* **Problem to work on**
Count every line below that holds the word "kind", and give the number with no other words.

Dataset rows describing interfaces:
################

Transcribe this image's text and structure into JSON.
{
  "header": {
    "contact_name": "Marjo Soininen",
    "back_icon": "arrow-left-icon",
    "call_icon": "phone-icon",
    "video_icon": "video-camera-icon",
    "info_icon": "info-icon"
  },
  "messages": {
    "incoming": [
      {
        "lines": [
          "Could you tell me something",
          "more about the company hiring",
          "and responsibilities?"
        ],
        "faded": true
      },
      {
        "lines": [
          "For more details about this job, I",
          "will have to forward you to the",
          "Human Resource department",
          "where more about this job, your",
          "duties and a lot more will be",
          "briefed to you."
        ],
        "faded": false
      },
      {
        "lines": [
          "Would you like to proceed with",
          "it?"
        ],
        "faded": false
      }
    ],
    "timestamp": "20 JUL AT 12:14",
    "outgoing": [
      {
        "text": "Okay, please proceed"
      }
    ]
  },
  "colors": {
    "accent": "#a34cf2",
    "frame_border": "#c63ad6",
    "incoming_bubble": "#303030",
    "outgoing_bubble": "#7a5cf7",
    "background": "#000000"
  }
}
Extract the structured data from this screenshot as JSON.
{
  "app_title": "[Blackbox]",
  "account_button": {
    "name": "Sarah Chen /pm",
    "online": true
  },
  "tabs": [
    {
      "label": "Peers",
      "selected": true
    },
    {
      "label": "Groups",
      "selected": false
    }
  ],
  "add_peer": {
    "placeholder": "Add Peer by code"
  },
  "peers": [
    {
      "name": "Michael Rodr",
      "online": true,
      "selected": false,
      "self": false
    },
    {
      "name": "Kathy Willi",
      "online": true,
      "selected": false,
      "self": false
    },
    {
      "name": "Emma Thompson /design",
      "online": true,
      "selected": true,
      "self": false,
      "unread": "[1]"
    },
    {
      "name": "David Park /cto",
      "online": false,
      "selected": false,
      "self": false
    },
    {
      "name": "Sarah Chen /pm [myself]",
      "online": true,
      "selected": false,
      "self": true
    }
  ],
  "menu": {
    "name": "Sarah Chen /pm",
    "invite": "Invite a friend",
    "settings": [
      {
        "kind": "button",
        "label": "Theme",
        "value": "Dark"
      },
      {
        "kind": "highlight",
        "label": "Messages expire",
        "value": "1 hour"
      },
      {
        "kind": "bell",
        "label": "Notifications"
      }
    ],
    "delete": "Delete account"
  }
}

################

* **Exercise result**
3